BEGIN Exercise input

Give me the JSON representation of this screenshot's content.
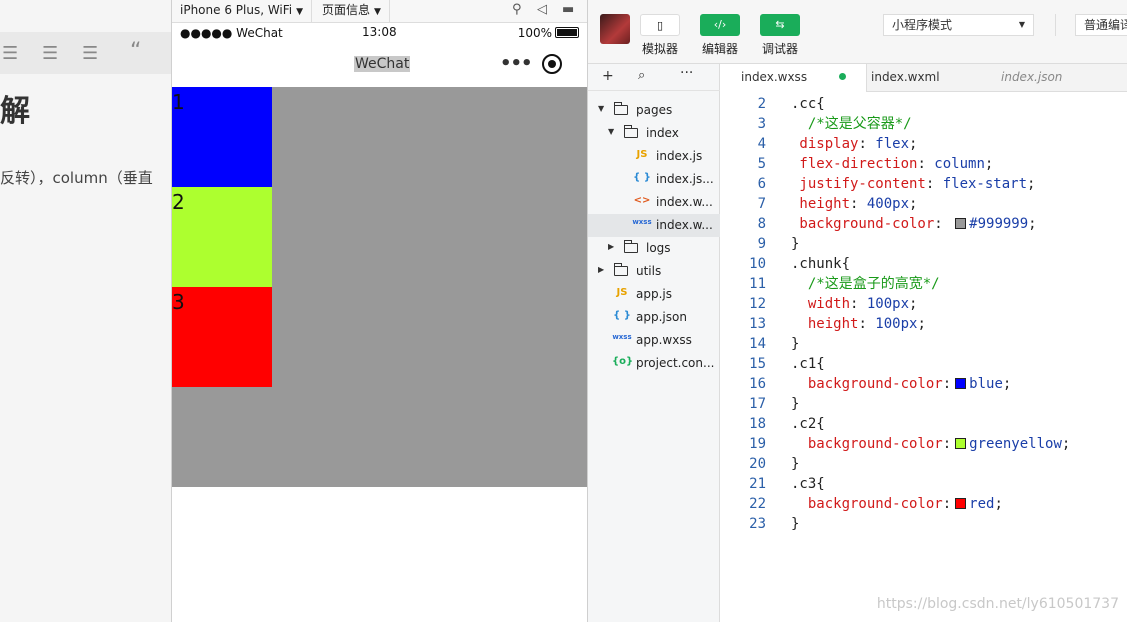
{
  "doc": {
    "heading": "解",
    "paragraph": "反转），column（垂直"
  },
  "simulator": {
    "device": "iPhone 6 Plus, WiFi",
    "page_info": "页面信息",
    "status": {
      "carrier": "●●●●● WeChat",
      "time": "13:08",
      "battery": "100%"
    },
    "nav_title": "WeChat",
    "container_color": "#999999",
    "chunks": [
      {
        "label": "1",
        "color": "#0000ff"
      },
      {
        "label": "2",
        "color": "#adff2f"
      },
      {
        "label": "3",
        "color": "#ff0000"
      }
    ]
  },
  "ide": {
    "buttons": [
      {
        "label": "模拟器",
        "icon": "phone-icon"
      },
      {
        "label": "编辑器",
        "icon": "code-icon"
      },
      {
        "label": "调试器",
        "icon": "debug-icon"
      }
    ],
    "mode_select": "小程序模式",
    "compile_select": "普通编译",
    "tree": [
      {
        "name": "pages",
        "type": "folder",
        "open": true,
        "depth": 0
      },
      {
        "name": "index",
        "type": "folder",
        "open": true,
        "depth": 1
      },
      {
        "name": "index.js",
        "type": "js",
        "depth": 2
      },
      {
        "name": "index.js...",
        "type": "json",
        "depth": 2
      },
      {
        "name": "index.w...",
        "type": "wxml",
        "depth": 2
      },
      {
        "name": "index.w...",
        "type": "wxss",
        "depth": 2,
        "selected": true
      },
      {
        "name": "logs",
        "type": "folder",
        "open": false,
        "depth": 1
      },
      {
        "name": "utils",
        "type": "folder",
        "open": false,
        "depth": 0
      },
      {
        "name": "app.js",
        "type": "js",
        "depth": 0
      },
      {
        "name": "app.json",
        "type": "json",
        "depth": 0
      },
      {
        "name": "app.wxss",
        "type": "wxss",
        "depth": 0
      },
      {
        "name": "project.con...",
        "type": "config",
        "depth": 0
      }
    ],
    "tabs": [
      {
        "label": "index.wxss",
        "active": true,
        "modified": true
      },
      {
        "label": "index.wxml"
      },
      {
        "label": "index.json",
        "italic": true
      }
    ],
    "code": [
      {
        "n": "2",
        "parts": [
          [
            "sel",
            ".cc{"
          ]
        ]
      },
      {
        "n": "3",
        "parts": [
          [
            "cm",
            "  /*这是父容器*/"
          ]
        ]
      },
      {
        "n": "4",
        "parts": [
          [
            "prop",
            " display"
          ],
          [
            "punc",
            ": "
          ],
          [
            "val",
            "flex"
          ],
          [
            "punc",
            ";"
          ]
        ]
      },
      {
        "n": "5",
        "parts": [
          [
            "prop",
            " flex-direction"
          ],
          [
            "punc",
            ": "
          ],
          [
            "val",
            "column"
          ],
          [
            "punc",
            ";"
          ]
        ]
      },
      {
        "n": "6",
        "parts": [
          [
            "prop",
            " justify-content"
          ],
          [
            "punc",
            ": "
          ],
          [
            "val",
            "flex-start"
          ],
          [
            "punc",
            ";"
          ]
        ]
      },
      {
        "n": "7",
        "parts": [
          [
            "prop",
            " height"
          ],
          [
            "punc",
            ": "
          ],
          [
            "val",
            "400px"
          ],
          [
            "punc",
            ";"
          ]
        ]
      },
      {
        "n": "8",
        "parts": [
          [
            "prop",
            " background-color"
          ],
          [
            "punc",
            ": "
          ],
          [
            "swatch",
            "#999999"
          ],
          [
            "val",
            "#999999"
          ],
          [
            "punc",
            ";"
          ]
        ]
      },
      {
        "n": "9",
        "parts": [
          [
            "sel",
            "}"
          ]
        ]
      },
      {
        "n": "10",
        "parts": [
          [
            "sel",
            ".chunk{"
          ]
        ]
      },
      {
        "n": "11",
        "parts": [
          [
            "cm",
            "  /*这是盒子的高宽*/"
          ]
        ]
      },
      {
        "n": "12",
        "parts": [
          [
            "prop",
            "  width"
          ],
          [
            "punc",
            ": "
          ],
          [
            "val",
            "100px"
          ],
          [
            "punc",
            ";"
          ]
        ]
      },
      {
        "n": "13",
        "parts": [
          [
            "prop",
            "  height"
          ],
          [
            "punc",
            ": "
          ],
          [
            "val",
            "100px"
          ],
          [
            "punc",
            ";"
          ]
        ]
      },
      {
        "n": "14",
        "parts": [
          [
            "sel",
            "}"
          ]
        ]
      },
      {
        "n": "15",
        "parts": [
          [
            "sel",
            ".c1{"
          ]
        ]
      },
      {
        "n": "16",
        "parts": [
          [
            "prop",
            "  background-color"
          ],
          [
            "punc",
            ":"
          ],
          [
            "swatch",
            "#0000ff"
          ],
          [
            "val",
            "blue"
          ],
          [
            "punc",
            ";"
          ]
        ]
      },
      {
        "n": "17",
        "parts": [
          [
            "sel",
            "}"
          ]
        ]
      },
      {
        "n": "18",
        "parts": [
          [
            "sel",
            ".c2{"
          ]
        ]
      },
      {
        "n": "19",
        "parts": [
          [
            "prop",
            "  background-color"
          ],
          [
            "punc",
            ":"
          ],
          [
            "swatch",
            "#adff2f"
          ],
          [
            "val",
            "greenyellow"
          ],
          [
            "punc",
            ";"
          ]
        ]
      },
      {
        "n": "20",
        "parts": [
          [
            "sel",
            "}"
          ]
        ]
      },
      {
        "n": "21",
        "parts": [
          [
            "sel",
            ".c3{"
          ]
        ]
      },
      {
        "n": "22",
        "parts": [
          [
            "prop",
            "  background-color"
          ],
          [
            "punc",
            ":"
          ],
          [
            "swatch",
            "#ff0000"
          ],
          [
            "val",
            "red"
          ],
          [
            "punc",
            ";"
          ]
        ]
      },
      {
        "n": "23",
        "parts": [
          [
            "sel",
            "}"
          ]
        ]
      }
    ],
    "watermark": "https://blog.csdn.net/ly610501737"
  },
  "colors": {
    "accent_green": "#1aad5a"
  }
}
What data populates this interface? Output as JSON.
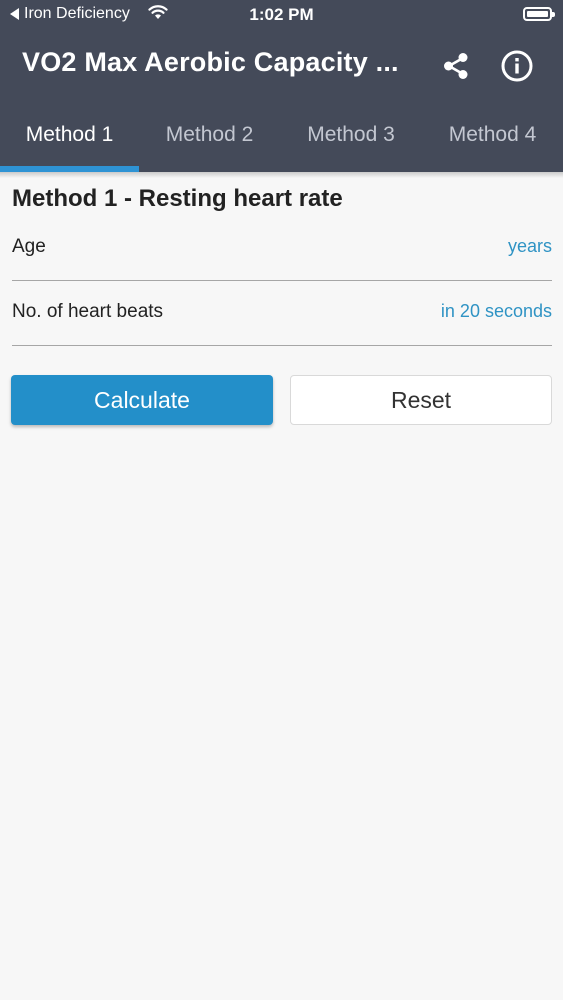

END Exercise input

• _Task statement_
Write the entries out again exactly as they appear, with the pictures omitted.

• _Result of the task_
Give me the JSON representation of this screenshot's content.
{
  "doc": {
    "heading": "解",
    "paragraph": "反转），column（垂直"
  },
  "simulator": {
    "device": "iPhone 6 Plus, WiFi",
    "page_info": "页面信息",
    "status": {
      "carrier": "●●●●● WeChat",
      "time": "13:08",
      "battery": "100%"
    },
    "nav_title": "WeChat",
    "container_color": "#999999",
    "chunks": [
      {
        "label": "1",
        "color": "#0000ff"
      },
      {
        "label": "2",
        "color": "#adff2f"
      },
      {
        "label": "3",
        "color": "#ff0000"
      }
    ]
  },
  "ide": {
    "buttons": [
      {
        "label": "模拟器",
        "icon": "phone-icon"
      },
      {
        "label": "编辑器",
        "icon": "code-icon"
      },
      {
        "label": "调试器",
        "icon": "debug-icon"
      }
    ],
    "mode_select": "小程序模式",
    "compile_select": "普通编译",
    "tree": [
      {
        "name": "pages",
        "type": "folder",
        "open": true,
        "depth": 0
      },
      {
        "name": "index",
        "type": "folder",
        "open": true,
        "depth": 1
      },
      {
        "name": "index.js",
        "type": "js",
        "depth": 2
      },
      {
        "name": "index.js...",
        "type": "json",
        "depth": 2
      },
      {
        "name": "index.w...",
        "type": "wxml",
        "depth": 2
      },
      {
        "name": "index.w...",
        "type": "wxss",
        "depth": 2,
        "selected": true
      },
      {
        "name": "logs",
        "type": "folder",
        "open": false,
        "depth": 1
      },
      {
        "name": "utils",
        "type": "folder",
        "open": false,
        "depth": 0
      },
      {
        "name": "app.js",
        "type": "js",
        "depth": 0
      },
      {
        "name": "app.json",
        "type": "json",
        "depth": 0
      },
      {
        "name": "app.wxss",
        "type": "wxss",
        "depth": 0
      },
      {
        "name": "project.con...",
        "type": "config",
        "depth": 0
      }
    ],
    "tabs": [
      {
        "label": "index.wxss",
        "active": true,
        "modified": true
      },
      {
        "label": "index.wxml"
      },
      {
        "label": "index.json",
        "italic": true
      }
    ],
    "code": [
      {
        "n": "2",
        "parts": [
          [
            "sel",
            ".cc{"
          ]
        ]
      },
      {
        "n": "3",
        "parts": [
          [
            "cm",
            "  /*这是父容器*/"
          ]
        ]
      },
      {
        "n": "4",
        "parts": [
          [
            "prop",
            " display"
          ],
          [
            "punc",
            ": "
          ],
          [
            "val",
            "flex"
          ],
          [
            "punc",
            ";"
          ]
        ]
      },
      {
        "n": "5",
        "parts": [
          [
            "prop",
            " flex-direction"
          ],
          [
            "punc",
            ": "
          ],
          [
            "val",
            "column"
          ],
          [
            "punc",
            ";"
          ]
        ]
      },
      {
        "n": "6",
        "parts": [
          [
            "prop",
            " justify-content"
          ],
          [
            "punc",
            ": "
          ],
          [
            "val",
            "flex-start"
          ],
          [
            "punc",
            ";"
          ]
        ]
      },
      {
        "n": "7",
        "parts": [
          [
            "prop",
            " height"
          ],
          [
            "punc",
            ": "
          ],
          [
            "val",
            "400px"
          ],
          [
            "punc",
            ";"
          ]
        ]
      },
      {
        "n": "8",
        "parts": [
          [
            "prop",
            " background-color"
          ],
          [
            "punc",
            ": "
          ],
          [
            "swatch",
            "#999999"
          ],
          [
            "val",
            "#999999"
          ],
          [
            "punc",
            ";"
          ]
        ]
      },
      {
        "n": "9",
        "parts": [
          [
            "sel",
            "}"
          ]
        ]
      },
      {
        "n": "10",
        "parts": [
          [
            "sel",
            ".chunk{"
          ]
        ]
      },
      {
        "n": "11",
        "parts": [
          [
            "cm",
            "  /*这是盒子的高宽*/"
          ]
        ]
      },
      {
        "n": "12",
        "parts": [
          [
            "prop",
            "  width"
          ],
          [
            "punc",
            ": "
          ],
          [
            "val",
            "100px"
          ],
          [
            "punc",
            ";"
          ]
        ]
      },
      {
        "n": "13",
        "parts": [
          [
            "prop",
            "  height"
          ],
          [
            "punc",
            ": "
          ],
          [
            "val",
            "100px"
          ],
          [
            "punc",
            ";"
          ]
        ]
      },
      {
        "n": "14",
        "parts": [
          [
            "sel",
            "}"
          ]
        ]
      },
      {
        "n": "15",
        "parts": [
          [
            "sel",
            ".c1{"
          ]
        ]
      },
      {
        "n": "16",
        "parts": [
          [
            "prop",
            "  background-color"
          ],
          [
            "punc",
            ":"
          ],
          [
            "swatch",
            "#0000ff"
          ],
          [
            "val",
            "blue"
          ],
          [
            "punc",
            ";"
          ]
        ]
      },
      {
        "n": "17",
        "parts": [
          [
            "sel",
            "}"
          ]
        ]
      },
      {
        "n": "18",
        "parts": [
          [
            "sel",
            ".c2{"
          ]
        ]
      },
      {
        "n": "19",
        "parts": [
          [
            "prop",
            "  background-color"
          ],
          [
            "punc",
            ":"
          ],
          [
            "swatch",
            "#adff2f"
          ],
          [
            "val",
            "greenyellow"
          ],
          [
            "punc",
            ";"
          ]
        ]
      },
      {
        "n": "20",
        "parts": [
          [
            "sel",
            "}"
          ]
        ]
      },
      {
        "n": "21",
        "parts": [
          [
            "sel",
            ".c3{"
          ]
        ]
      },
      {
        "n": "22",
        "parts": [
          [
            "prop",
            "  background-color"
          ],
          [
            "punc",
            ":"
          ],
          [
            "swatch",
            "#ff0000"
          ],
          [
            "val",
            "red"
          ],
          [
            "punc",
            ";"
          ]
        ]
      },
      {
        "n": "23",
        "parts": [
          [
            "sel",
            "}"
          ]
        ]
      }
    ],
    "watermark": "https://blog.csdn.net/ly610501737"
  },
  "colors": {
    "accent_green": "#1aad5a"
  }
}
What data populates this interface? Output as JSON.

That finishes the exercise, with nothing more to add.